Roman Numerals: Unlocking the Secrets of Multiplication
Have you ever wondered how to multiply Roman numerals? It might seem daunting at first, but with a little understanding of the system, it's surprisingly simple. This article delves into the intriguing world of Roman numeral multiplication, providing you with a clear, stepbystep guide.
Editor's Note: Roman numerals, a system that dates back to ancient Rome, remain relevant today, not just for historical significance but also for practical applications like clock faces and numbering in books. Understanding how these numerals work can enhance your understanding of our numerical systems and add a touch of elegance to your mathematical explorations.
Why is this important? Roman numerals, though seemingly archaic, are far from outdated. They pop up in various contexts, from architecture to timekeeping. Understanding their multiplication can be beneficial for understanding historical texts, deciphering architectural markings, and even adding a touch of sophistication to your own personal projects.
Our Analysis: We've meticulously researched the fundamentals of Roman numeral multiplication, drawing from historical texts and modern interpretations. This guide aims to demystify the process, making it accessible to anyone interested in expanding their mathematical horizons.
Key Takeaways of Roman Numeral Multiplication:
Takeaway  Explanation 
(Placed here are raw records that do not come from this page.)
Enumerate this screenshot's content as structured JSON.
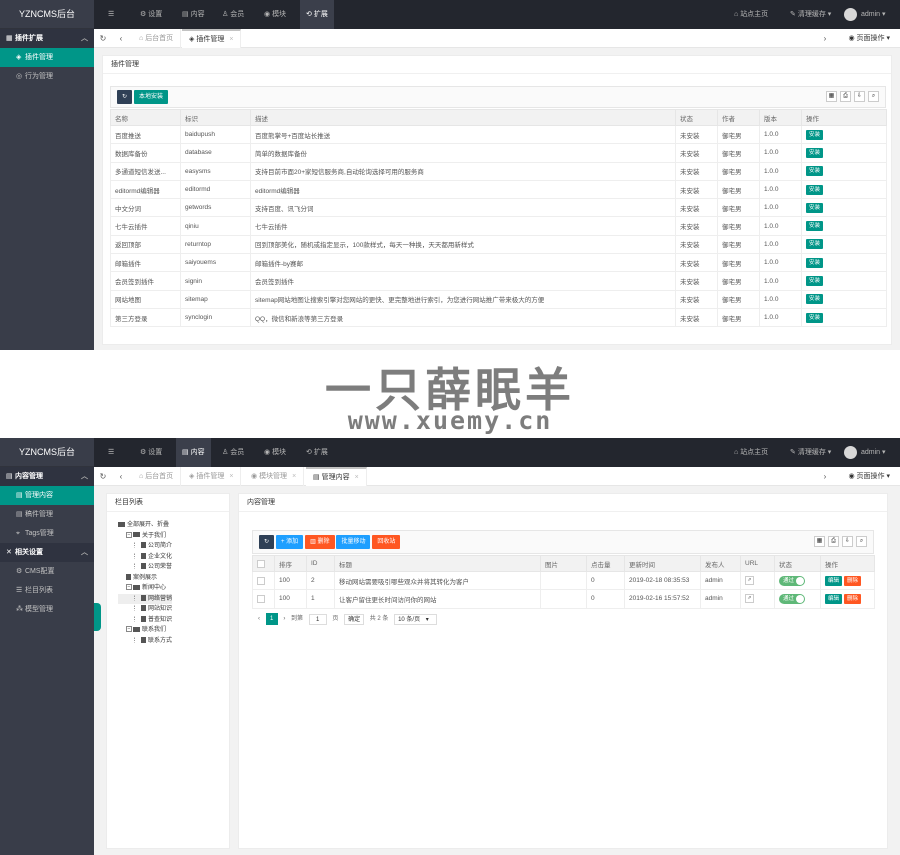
{
  "app": {
    "title": "YZNCMS后台"
  },
  "header": {
    "nav": [
      {
        "icon": "gear-icon",
        "label": "设置"
      },
      {
        "icon": "document-icon",
        "label": "内容"
      },
      {
        "icon": "user-icon",
        "label": "会员"
      },
      {
        "icon": "module-icon",
        "label": "模块"
      },
      {
        "icon": "extension-icon",
        "label": "扩展"
      }
    ],
    "site_home": "站点主页",
    "clear_cache": "清理缓存",
    "user": "admin"
  },
  "page_ops": "页面操作",
  "top": {
    "sidebar": {
      "group": "插件扩展",
      "items": [
        {
          "label": "插件管理"
        },
        {
          "label": "行为管理"
        }
      ]
    },
    "tabs": [
      {
        "label": "后台首页"
      },
      {
        "label": "插件管理"
      }
    ],
    "card_title": "插件管理",
    "toolbar": {
      "install_local": "本地安装"
    },
    "table": {
      "headers": [
        "名称",
        "标识",
        "描述",
        "状态",
        "作者",
        "版本",
        "操作"
      ],
      "rows": [
        [
          "百度推送",
          "baidupush",
          "百度熊掌号+百度站长推送",
          "未安装",
          "御宅男",
          "1.0.0",
          "安装"
        ],
        [
          "数据库备份",
          "database",
          "简单的数据库备份",
          "未安装",
          "御宅男",
          "1.0.0",
          "安装"
        ],
        [
          "多通道短信发送...",
          "easysms",
          "支持目前市面20+家短信服务商,自动轮询选择可用的服务商",
          "未安装",
          "御宅男",
          "1.0.0",
          "安装"
        ],
        [
          "editormd编辑器",
          "editormd",
          "editormd编辑器",
          "未安装",
          "御宅男",
          "1.0.0",
          "安装"
        ],
        [
          "中文分词",
          "getwords",
          "支持百度、讯飞分词",
          "未安装",
          "御宅男",
          "1.0.0",
          "安装"
        ],
        [
          "七牛云插件",
          "qiniu",
          "七牛云插件",
          "未安装",
          "御宅男",
          "1.0.0",
          "安装"
        ],
        [
          "返回顶部",
          "returntop",
          "回到顶部美化，随机或指定显示，100款样式，每天一种换，天天都用新样式",
          "未安装",
          "御宅男",
          "1.0.0",
          "安装"
        ],
        [
          "邮箱插件",
          "saiyouems",
          "邮箱插件-by赛邮",
          "未安装",
          "御宅男",
          "1.0.0",
          "安装"
        ],
        [
          "会员签到插件",
          "signin",
          "会员签到插件",
          "未安装",
          "御宅男",
          "1.0.0",
          "安装"
        ],
        [
          "网站地图",
          "sitemap",
          "sitemap网站地图让搜索引擎对您网站的更快、更完整地进行索引，为您进行网站推广带来极大的方便",
          "未安装",
          "御宅男",
          "1.0.0",
          "安装"
        ],
        [
          "第三方登录",
          "synclogin",
          "QQ，微信和新浪等第三方登录",
          "未安装",
          "御宅男",
          "1.0.0",
          "安装"
        ]
      ]
    }
  },
  "watermark": {
    "title": "一只薛眠羊",
    "url": "www.xuemy.cn"
  },
  "bottom": {
    "sidebar": {
      "groups": [
        {
          "label": "内容管理",
          "items": [
            {
              "label": "管理内容"
            },
            {
              "label": "稿件管理"
            },
            {
              "label": "Tags管理"
            }
          ]
        },
        {
          "label": "相关设置",
          "items": [
            {
              "label": "CMS配置"
            },
            {
              "label": "栏目列表"
            },
            {
              "label": "模型管理"
            }
          ]
        }
      ]
    },
    "tabs": [
      {
        "label": "后台首页"
      },
      {
        "label": "插件管理"
      },
      {
        "label": "模块管理"
      },
      {
        "label": "管理内容"
      }
    ],
    "tree_title": "栏目列表",
    "tree": [
      {
        "label": "全部展开、折叠",
        "level": 0,
        "type": "folder"
      },
      {
        "label": "关于我们",
        "level": 1,
        "type": "folder"
      },
      {
        "label": "公司简介",
        "level": 2,
        "type": "file"
      },
      {
        "label": "企业文化",
        "level": 2,
        "type": "file"
      },
      {
        "label": "公司荣誉",
        "level": 2,
        "type": "file"
      },
      {
        "label": "案例展示",
        "level": 1,
        "type": "file"
      },
      {
        "label": "新闻中心",
        "level": 1,
        "type": "folder"
      },
      {
        "label": "网络营销",
        "level": 2,
        "type": "file"
      },
      {
        "label": "网站知识",
        "level": 2,
        "type": "file"
      },
      {
        "label": "普查知识",
        "level": 2,
        "type": "file"
      },
      {
        "label": "联系我们",
        "level": 1,
        "type": "folder"
      },
      {
        "label": "联系方式",
        "level": 2,
        "type": "file"
      }
    ],
    "content_title": "内容管理",
    "toolbar": {
      "add": "添加",
      "delete": "删除",
      "batch_move": "批量移动",
      "recycle": "回收站"
    },
    "table": {
      "headers": [
        "",
        "排序",
        "ID",
        "标题",
        "图片",
        "点击量",
        "更新时间",
        "发布人",
        "URL",
        "状态",
        "操作"
      ],
      "rows": [
        {
          "sort": "100",
          "id": "2",
          "title": "移动网站需要吸引哪些观众并将其转化为客户",
          "views": "0",
          "updated": "2019-02-18 08:35:53",
          "author": "admin",
          "status": "通过",
          "edit": "编辑",
          "delete": "删除"
        },
        {
          "sort": "100",
          "id": "1",
          "title": "让客户留住更长时间访问你的网站",
          "views": "0",
          "updated": "2019-02-16 15:57:52",
          "author": "admin",
          "status": "通过",
          "edit": "编辑",
          "delete": "删除"
        }
      ]
    },
    "pager": {
      "current": "1",
      "goto_label": "到第",
      "goto_value": "1",
      "page_unit": "页",
      "confirm": "确定",
      "total": "共 2 条",
      "per_page": "10 条/页"
    }
  },
  "colors": {
    "teal": "#009688",
    "dark": "#393d49",
    "blue": "#1e9fff",
    "orange": "#ff5722",
    "green": "#5fb878"
  }
}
Conversion: Roman numerals must first be converted to their corresponding Arabic numerals.  
Multiplication: Perform the multiplication operation using the Arabic numerals.  
Conversion Back: Convert the product back into Roman numerals. 
Let's dive into the intricacies of multiplying Roman numerals:
Understanding the Basics of Roman Numerals
Before tackling multiplication, we need to solidify our grasp of Roman numeral representation.

Basic Symbols: Roman numerals use seven core symbols:
 I = 1
 V = 5
 X = 10
 L = 50
 C = 100
 D = 500
 M = 1000

Combining Symbols: To form larger numbers, these symbols are combined using specific rules:
 Repetition: A symbol repeated up to three times indicates a multiple of its value (e.g., III = 3, XX = 20).
 Subtraction: A smaller symbol placed before a larger one denotes subtraction (e.g., IV = 4, IX = 9).
 Addition: A smaller symbol placed after a larger one indicates addition (e.g., VI = 6, XI = 11).
The Process of Multiplying Roman Numerals

Conversion: Start by converting the Roman numerals into their corresponding Arabic numeral values.
 Example: XXXV is 35, and let's say we want to multiply it by IV, which is 4.

Multiplication: Perform the multiplication using the Arabic numerals.
 Example: 35 x 4 = 140.

Conversion Back: Convert the product back into Roman numerals.
 Example: 140 = CXL.
Example: XXXV x IV

Conversion: XXXV = 35, IV = 4

Multiplication: 35 x 4 = 140

Conversion Back: 140 = CXL
Therefore, XXXV multiplied by IV equals CXL.
FAQs about Roman Numerals
Q: Can I multiply Roman numerals directly without converting them?
A: While there are methods involving manipulation of Roman numerals directly, converting to Arabic numerals simplifies the process and reduces the risk of errors.
Q: Are there specific rules for multiplying Roman numerals?
A: The core principle is to convert to Arabic numerals, multiply, and then convert back. However, certain techniques exist to simplify the process for specific cases.
Q: What are some practical applications of Roman numeral multiplication?
A: Understanding this concept can be valuable for historical research, deciphering architectural markings, and engaging in mathematical puzzles.
Tips for Mastering Roman Numeral Multiplication:
 Practice: Regularly converting between Roman and Arabic numerals strengthens your understanding.
 Memorization: Familiarize yourself with the basic Roman numeral symbols and their corresponding values.
 Break It Down: For complex multiplications, break the process into smaller steps.
 Visual Aids: Using charts or flashcards to visualize the values can be helpful.
Summary of Roman Numeral Multiplication
Multiplying Roman numerals involves a straightforward process: convert the numerals to Arabic values, perform the multiplication, and then convert the product back to Roman numerals. This method ensures accuracy and eliminates the complexity of manipulating Roman numerals directly.
Closing Message: Roman numerals, though seemingly archaic, possess a timeless elegance and practicality. Understanding their multiplication allows us to connect with the past and navigate a wider range of mathematical applications. By embracing this historical system, we can enhance our appreciation for the evolution of numbers and unlock a new dimension in mathematical exploration.